Perhaps because yoga doesn't define (or 'overdefines') itself, labels get attached: medicine, nirvana, the answer, bliss, 'good for you,' etc. I can testify a bit to the inception of the murkiness in the West as I was living in New York when I few women I knew from an acrobatics-type trainer we were working with sidled up to me and almost whispered the location of a place I should go because "I'd really like it." (Turns out these women were some very wealthy Greek daughters). When I went to the location, it was a brownstone in midtown. I walked up the stairs and into a dimly lit room with a candle burning in the middle and people staring at it in silence. Somehow I was just supposed to know that this was yoga and what yoga was.

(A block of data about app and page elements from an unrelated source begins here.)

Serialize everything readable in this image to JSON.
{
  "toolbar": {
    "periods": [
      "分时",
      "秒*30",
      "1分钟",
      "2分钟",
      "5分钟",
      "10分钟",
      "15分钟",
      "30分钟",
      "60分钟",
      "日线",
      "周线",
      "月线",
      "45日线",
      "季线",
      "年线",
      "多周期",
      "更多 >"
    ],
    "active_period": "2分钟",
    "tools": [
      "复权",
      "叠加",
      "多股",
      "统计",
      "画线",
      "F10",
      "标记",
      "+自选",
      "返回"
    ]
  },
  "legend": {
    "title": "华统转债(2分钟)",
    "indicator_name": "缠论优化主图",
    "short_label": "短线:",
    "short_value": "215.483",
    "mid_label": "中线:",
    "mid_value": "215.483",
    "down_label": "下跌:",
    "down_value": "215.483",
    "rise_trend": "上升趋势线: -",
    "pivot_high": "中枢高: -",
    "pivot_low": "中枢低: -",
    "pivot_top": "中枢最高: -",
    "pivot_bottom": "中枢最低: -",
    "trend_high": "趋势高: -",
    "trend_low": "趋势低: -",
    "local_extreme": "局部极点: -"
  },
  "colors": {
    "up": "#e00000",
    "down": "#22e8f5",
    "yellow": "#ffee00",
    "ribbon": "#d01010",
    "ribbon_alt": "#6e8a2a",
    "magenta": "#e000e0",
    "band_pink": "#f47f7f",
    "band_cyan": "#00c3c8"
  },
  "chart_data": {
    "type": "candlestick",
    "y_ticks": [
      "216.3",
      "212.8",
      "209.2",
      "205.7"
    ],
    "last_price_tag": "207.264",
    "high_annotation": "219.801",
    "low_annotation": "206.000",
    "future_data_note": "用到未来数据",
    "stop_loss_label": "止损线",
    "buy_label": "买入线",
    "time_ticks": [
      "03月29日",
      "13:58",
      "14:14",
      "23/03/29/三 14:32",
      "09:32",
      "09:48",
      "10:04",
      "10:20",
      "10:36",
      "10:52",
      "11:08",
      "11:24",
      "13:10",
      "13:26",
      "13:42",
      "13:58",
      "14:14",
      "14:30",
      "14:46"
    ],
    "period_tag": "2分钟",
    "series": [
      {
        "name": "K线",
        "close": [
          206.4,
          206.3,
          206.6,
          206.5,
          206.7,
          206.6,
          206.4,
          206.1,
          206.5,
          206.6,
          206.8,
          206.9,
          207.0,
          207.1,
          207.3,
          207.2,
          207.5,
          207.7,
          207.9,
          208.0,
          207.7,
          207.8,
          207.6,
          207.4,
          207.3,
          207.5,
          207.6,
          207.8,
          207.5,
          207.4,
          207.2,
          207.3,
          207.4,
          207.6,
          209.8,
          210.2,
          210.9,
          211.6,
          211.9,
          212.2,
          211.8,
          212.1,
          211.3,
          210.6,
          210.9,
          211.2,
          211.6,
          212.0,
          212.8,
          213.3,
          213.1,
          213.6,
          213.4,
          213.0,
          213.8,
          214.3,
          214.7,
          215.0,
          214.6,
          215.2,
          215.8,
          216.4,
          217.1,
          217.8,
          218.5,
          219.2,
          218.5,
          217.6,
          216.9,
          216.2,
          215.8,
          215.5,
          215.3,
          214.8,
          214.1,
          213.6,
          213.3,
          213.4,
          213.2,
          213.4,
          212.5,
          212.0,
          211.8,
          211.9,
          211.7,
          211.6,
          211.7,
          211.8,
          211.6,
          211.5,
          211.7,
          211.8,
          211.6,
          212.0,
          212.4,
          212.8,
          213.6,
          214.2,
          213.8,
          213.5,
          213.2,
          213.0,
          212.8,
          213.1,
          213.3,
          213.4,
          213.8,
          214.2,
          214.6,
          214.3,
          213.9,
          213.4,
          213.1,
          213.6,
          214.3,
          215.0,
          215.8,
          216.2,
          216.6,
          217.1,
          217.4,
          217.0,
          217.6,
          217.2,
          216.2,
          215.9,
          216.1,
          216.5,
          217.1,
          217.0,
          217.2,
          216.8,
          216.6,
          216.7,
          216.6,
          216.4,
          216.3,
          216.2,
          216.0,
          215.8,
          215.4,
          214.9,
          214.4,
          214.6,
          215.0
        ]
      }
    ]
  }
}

So certainly it is vulnerable to labels, and now, to my mind, it is also vulnerable to myriad young instructors who 'fall in love' with yoga, take a yoga instructor training (sometimes after just a few classes and for just a weekend in an exotic locale), then get a gig (maybe even quit their job) and start yelling at or singing to students about the Joys and Benefits of YOGA while cranking each one - no matter how different their bodies - into the picture they have of the perfect looking pose.
This is so far from safe it cannot even be calculated. It takes at least 10 years to become a yoga teacher - and hopefully in those years the teacher encounters their own infirmities, struggles with class after class of no students, comes up against it economically but decides to continue, listens to their real teachers: their students who bring real life bodies, minds, spirits, concerns, etc. into the room. In this way, the real teacher comes out through compassion, humility, helpfulness, trust in the student's breath and body being able to work together to learn from (Not Accomplish!) the poses or decide yoga is not for them.

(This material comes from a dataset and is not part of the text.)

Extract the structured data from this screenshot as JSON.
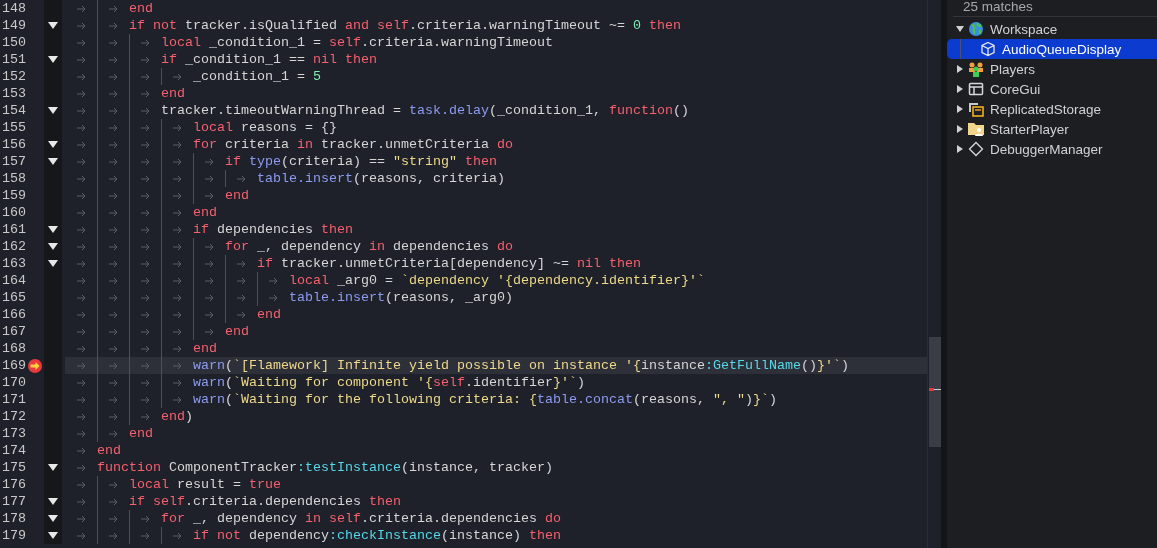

There are also Big economic and spiritual burdens on today's yoga. Many of the young (in experience and depth) teachers and other members of the 'health industry' who have joined the bandwagon are in need of exposure, marketing, ways to build their businesses (and eat). There is even a growing number of people who see yoga Only as a business and - often without ever doing yoga - offer lucrative retreats. As I write the money is in teacher trainings and retreats, so you see teachers/tour directors offering one after another of these.

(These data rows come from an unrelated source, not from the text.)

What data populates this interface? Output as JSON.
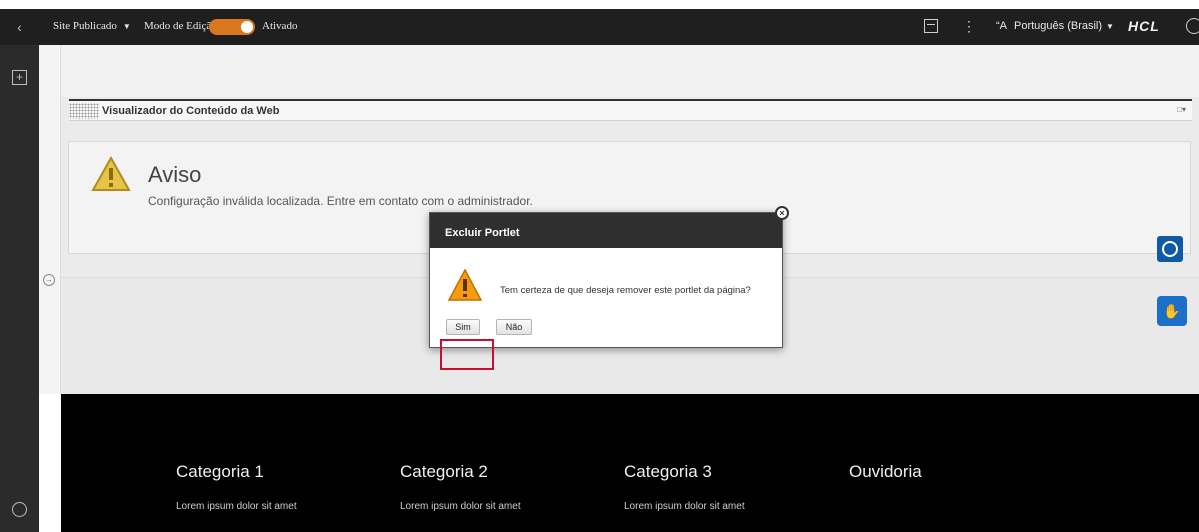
{
  "toolbar": {
    "back_icon": "chevron-left-icon",
    "site_label": "Site Publicado",
    "mode_label": "Modo de Edição:",
    "mode_state": "Ativado",
    "toggle_color": "#d9771f",
    "language": "Português (Brasil)",
    "logo": "HCL"
  },
  "portlet": {
    "title": "Visualizador do Conteúdo da Web"
  },
  "warning": {
    "title": "Aviso",
    "message": "Configuração inválida localizada. Entre em contato com o administrador."
  },
  "dialog": {
    "title": "Excluir Portlet",
    "message": "Tem certeza de que deseja remover este portlet da página?",
    "yes_label": "Sim",
    "no_label": "Não"
  },
  "footer": {
    "columns": [
      {
        "title": "Categoria 1",
        "link": "Lorem ipsum dolor sit amet"
      },
      {
        "title": "Categoria 2",
        "link": "Lorem ipsum dolor sit amet"
      },
      {
        "title": "Categoria 3",
        "link": "Lorem ipsum dolor sit amet"
      },
      {
        "title": "Ouvidoria",
        "link": ""
      }
    ]
  },
  "colors": {
    "toolbar_bg": "#1f1f1f",
    "accent_blue": "#0e5aa7",
    "highlight_red": "#c8102e"
  }
}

And what sells the retreats and trainings? The murky but emphatic promises of Joy, Enlightenment, Spirit, Health, Beauty, Thinness, You Name It. So, there are more and more people coming to yoga with vague, unrealistic notions of what a Panacea it is. Many of these people aren't thinking, just believing, and without being present to their true teachers - their Inner selves - a lot of them apparently get 'wrecked.' (But even this is questionable because a lot of doctors and therapists have found a schtick in dissing yoga and newspapers and magazines have found yoga sells - especially with sensational headlines).
There is a saying - This too shall pass. Yoga energy - like all energy - will continue on its course.